The principles of Medecins Sans Frontieres (MSF) have always appealed to me.
MSF is a non-profit organization offering independent, neutral and impartial medical and humanitarian assistance. Simply put MSF: provides care to people who need it most by working in places of conflict and emergency giving medical care to populations facing violence, epidemics, natural disasters, or displacement.
The people MSF cares for may be the people who need help the most. I’ve known for a long time I’ve wanted to volunteer with MSF. After waiting for an assignment, attending several briefings, wrestling my belongings into an overstuffed backpack, and then saying goodbye to dear friends, family, and a most supportive fiancé I am finally officially part of the MSF movement.
Agok, is in the disputed Abyei Special Administrative Area located between South Sudan - the world’s newest and perhaps poorest country, and Sudan - the country from which it gained independence in 2011.
Stepping off the plane I am enveloped in a hot cloud of the ever present dry red dust of this place. The dust blankets everything with a pungent earthy smell.
There is no airport in Agok, the landing strip is one and a half football field length of cleared flat dirt dotted with a few brave or naïve goats. The plane only lands to refuel and exchange passengers before making its way back to bigger cities.
I am whisked off by my new colleagues in the back of a Land Cruiser traveling the dirt roads past Tukuls, a mud walled hut topped with a round roof of dried grass which comes to a peak at the center.
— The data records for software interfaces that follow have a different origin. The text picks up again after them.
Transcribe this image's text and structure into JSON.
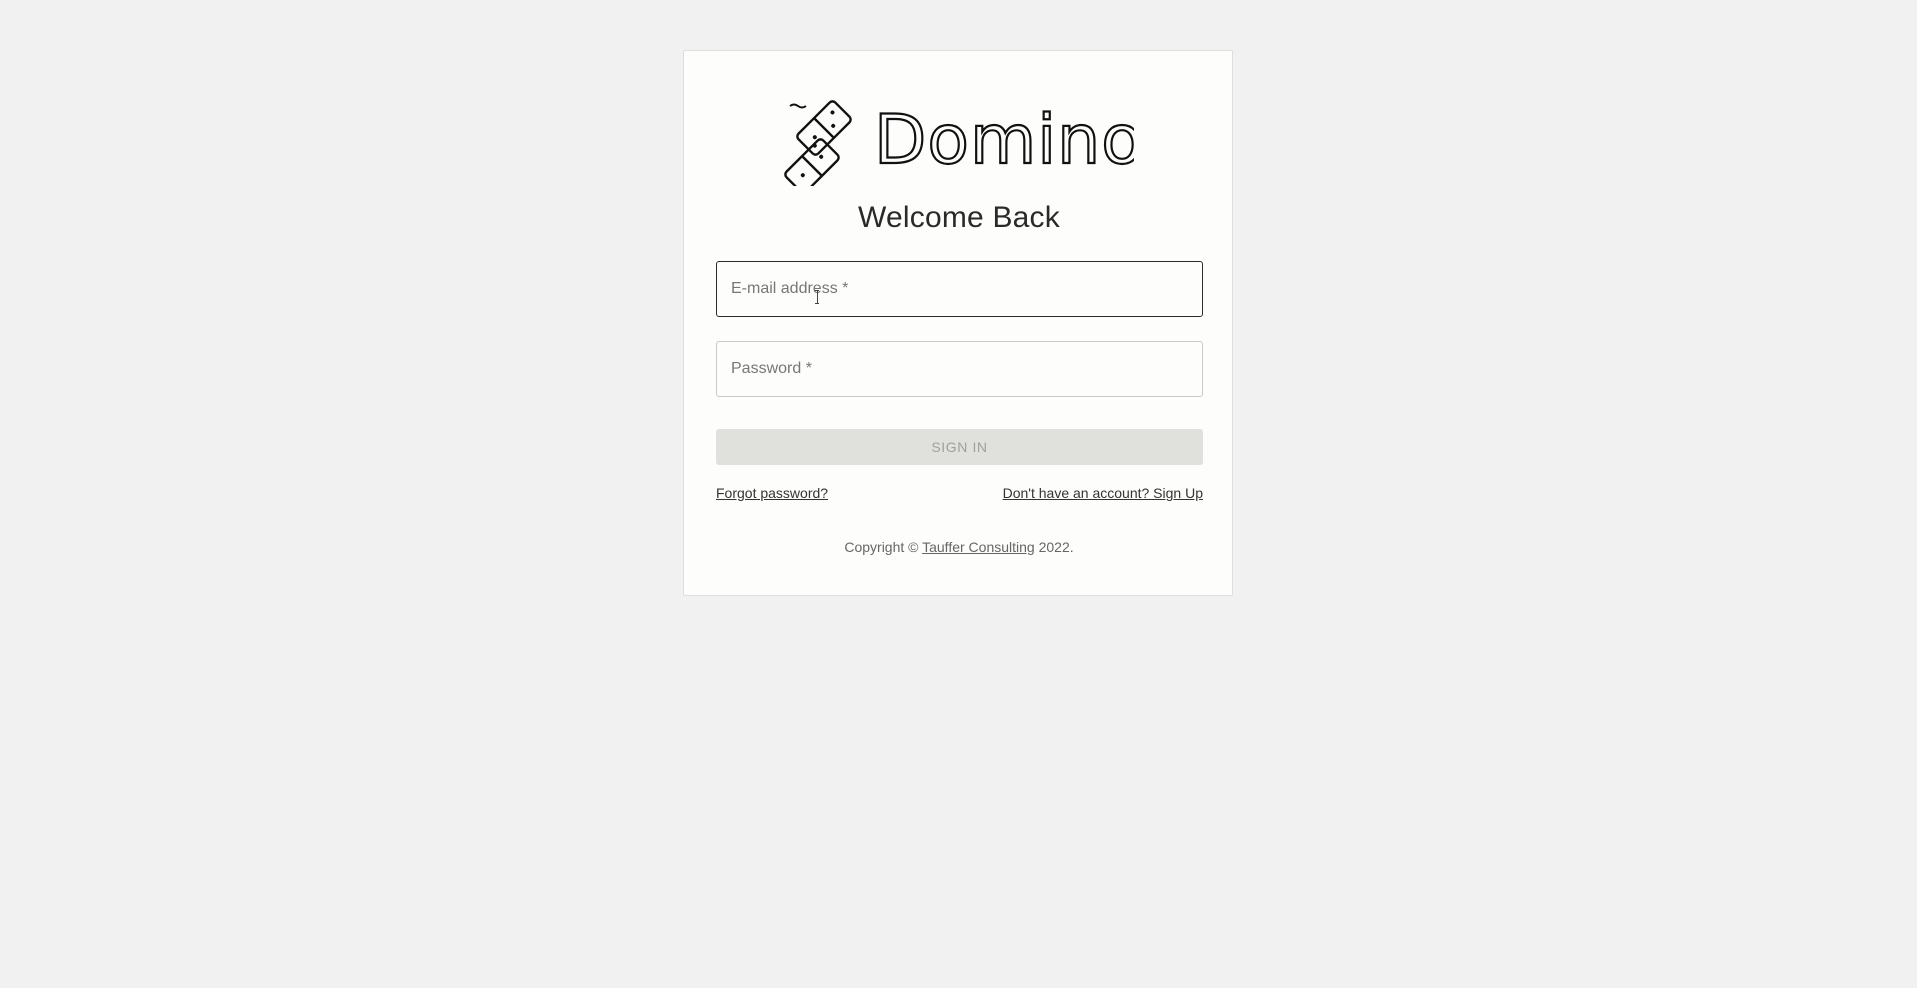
{
  "brand": {
    "name": "Domino",
    "logo_icon": "domino-tiles-icon"
  },
  "login": {
    "title": "Welcome Back",
    "email_placeholder": "E-mail address *",
    "password_placeholder": "Password *",
    "signin_label": "SIGN IN",
    "forgot_password": "Forgot password?",
    "signup_link": "Don't have an account? Sign Up"
  },
  "footer": {
    "prefix": "Copyright © ",
    "company": "Tauffer Consulting",
    "suffix": " 2022."
  },
  "colors": {
    "background": "#f0f1f0",
    "card": "#fdfdfc",
    "button_disabled": "#e0e0dd"
  }
}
Children wave as we pass. The men and women are tall people with a physical and emotional strength that comes from living a hard life.
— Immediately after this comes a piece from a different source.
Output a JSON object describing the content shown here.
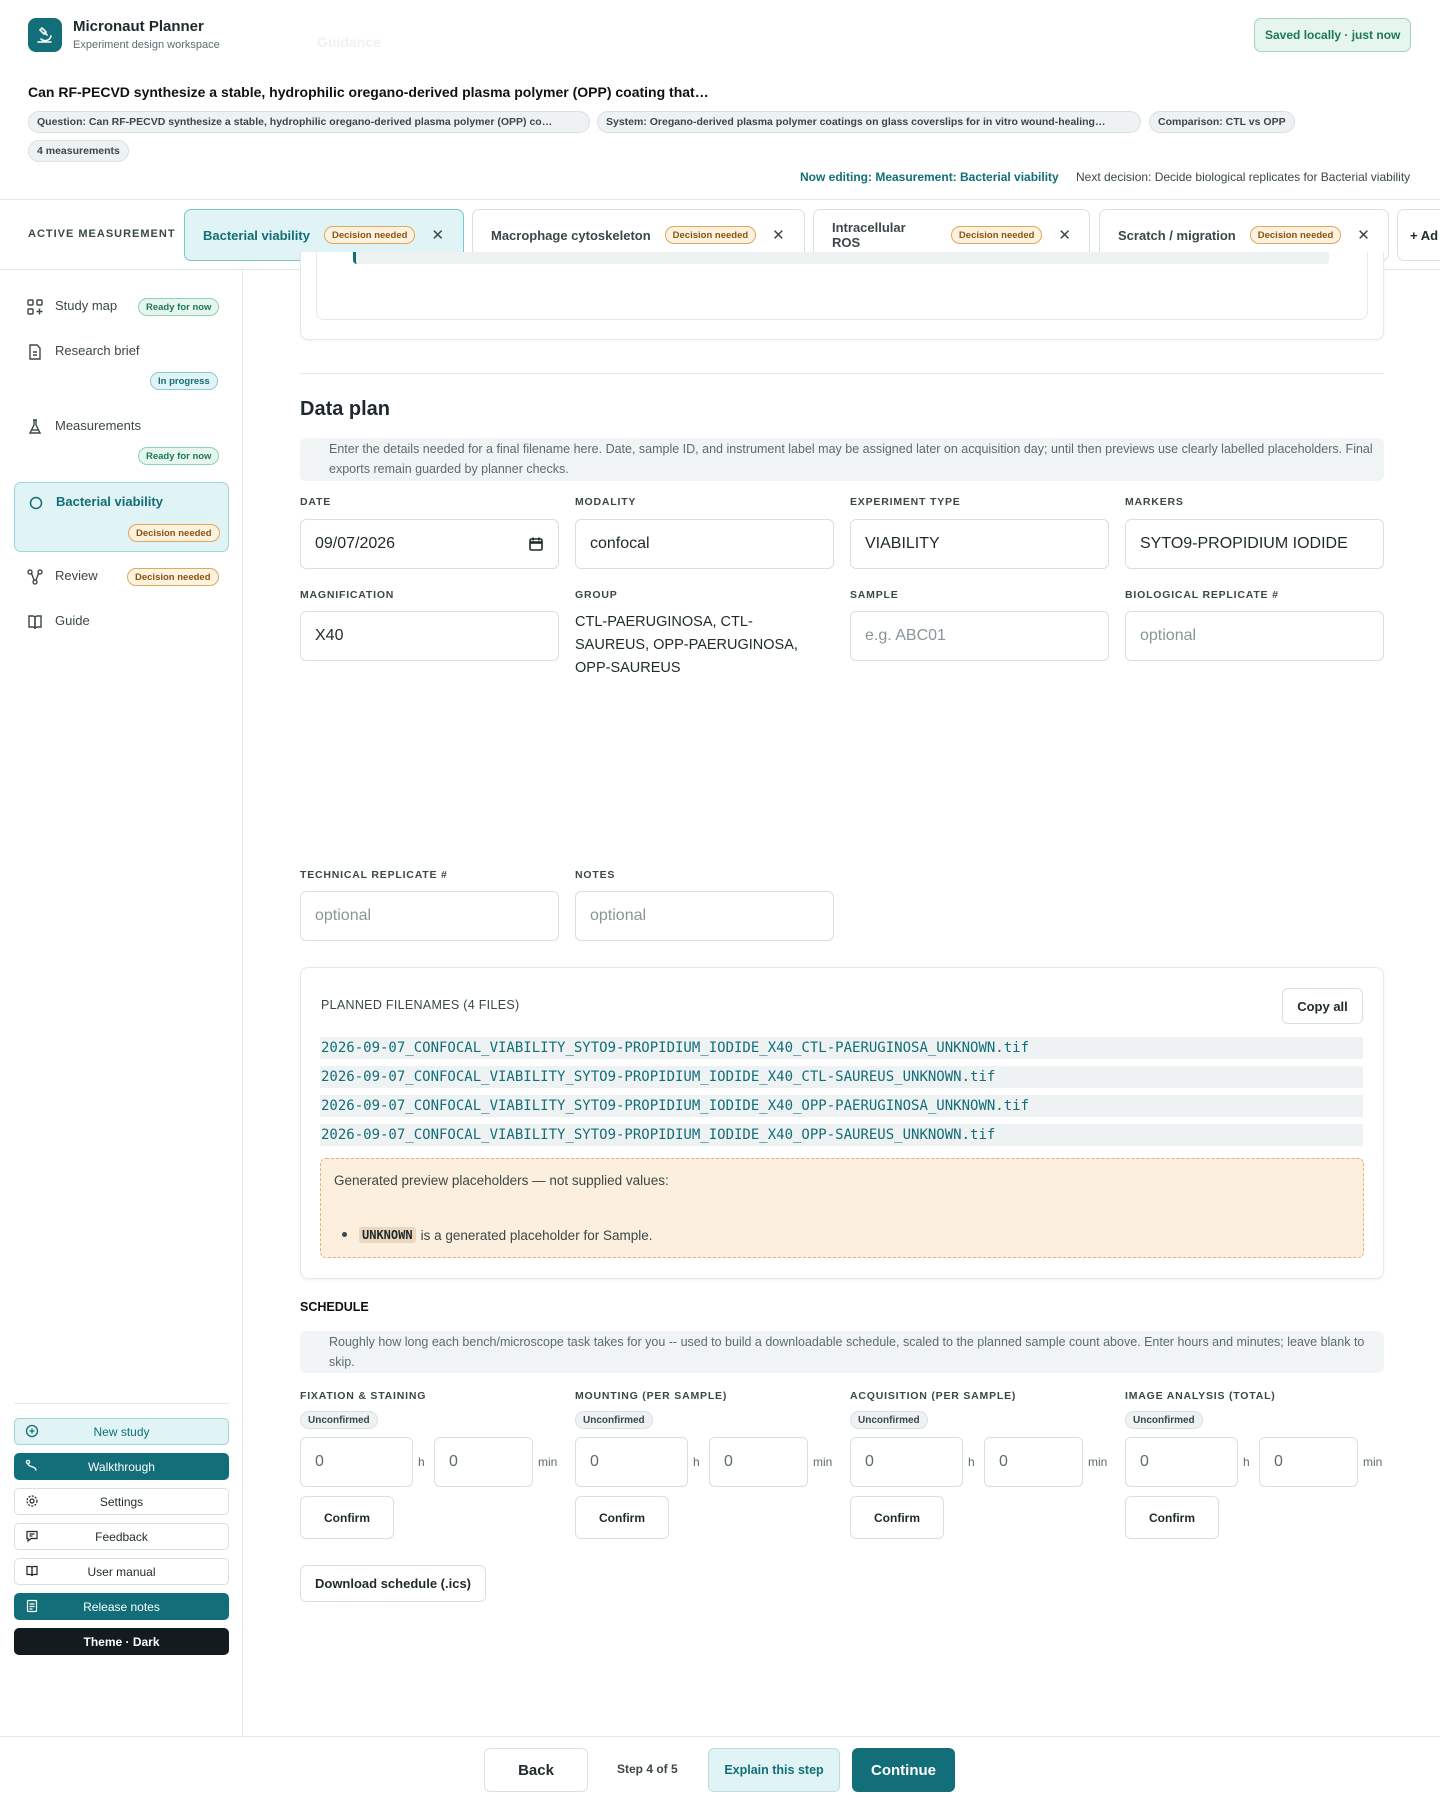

The MSF Hospital is a large project, providing secondary health care to many. Some may walk many hours to reach the hospital as there are little other options for care in the area. Others may wait until their somewhat stable condition deteriorates to an emergency before deciding to make the journey.
The hospital is free to patients, who bring their own bed sheets, and one care taker. In the maternity ward the caretakers are often patient’s mothers, sisters, or sister-wives. It is rare to see a husband accompany a laboring women in to the hospital, and never is the husband present during the birth.
MSF provides meals to the patient and the caretaker, showers and latrines are also available for their use.
The wards are made of platform tents or brick buildings with corrugated tin roofs. Ceiling fans turn slowly, but do little to suppress the heat which can cause fevers to spike come mid-afternoon. The mosquito-netted beds line up side by side down the length of the ward and are often fully occupied.
Staff who are not from Agok, live next door to the hospital in a fenced in compound. The nearness of the living quarters allow quick access to the hospital if there is an emergency.
This small village of Tukuls houses expatriates from France, Germany, Iraq, England, Japan, Spain, Switzerland, Kenya, Nigeria, the United States and others.
Humans are not the only ones sharing this compound, half a dozen cats, one naughty puppy, and a goat named Mr. Brandon also live here providing insect control, entertainment and companionship.
Often a flock of vultures or other large loud mouthed birds cruise the skies above. Caution must be taken if food is eaten outside as these birds have been known to swoop down and disrupt plates of spaghetti, or snatch whole apples mid bite. Meals are provided three times a day, the featured ingredients seem to be goat and rice.
Fresh produce is delivered via plane once a week with the rest of the food. A brick oven the size of an SUV produces fresh bread each day. The shared latrines are of the standing model and can take some time, skill, and thigh muscle to master.
Communal showers provide cool relief at the end of a long shift, no one seems to mind the cold temperature as often the weather here is above 100 degrees Fahrenheit at noon.
Nights, staff spend time playing cards and sharing what delectable treats people have received from home. Living close to the equator, night falls early and the stars are vividly bright. I’m told the Milky Way makes nightly appearances during the rainy season when the sky becomes even clearer without the swirling ever present dust.
For the next six months I will look forward to many things here: working side by side with colleagues from around the world, observing how access to basic medical care can change an entire region, and learning how to practice midwifery in a low resource setting.
Most of all, I look forward to being an active part of this organization and its reputable principles, and being able to call myself an 'MSF midwife'.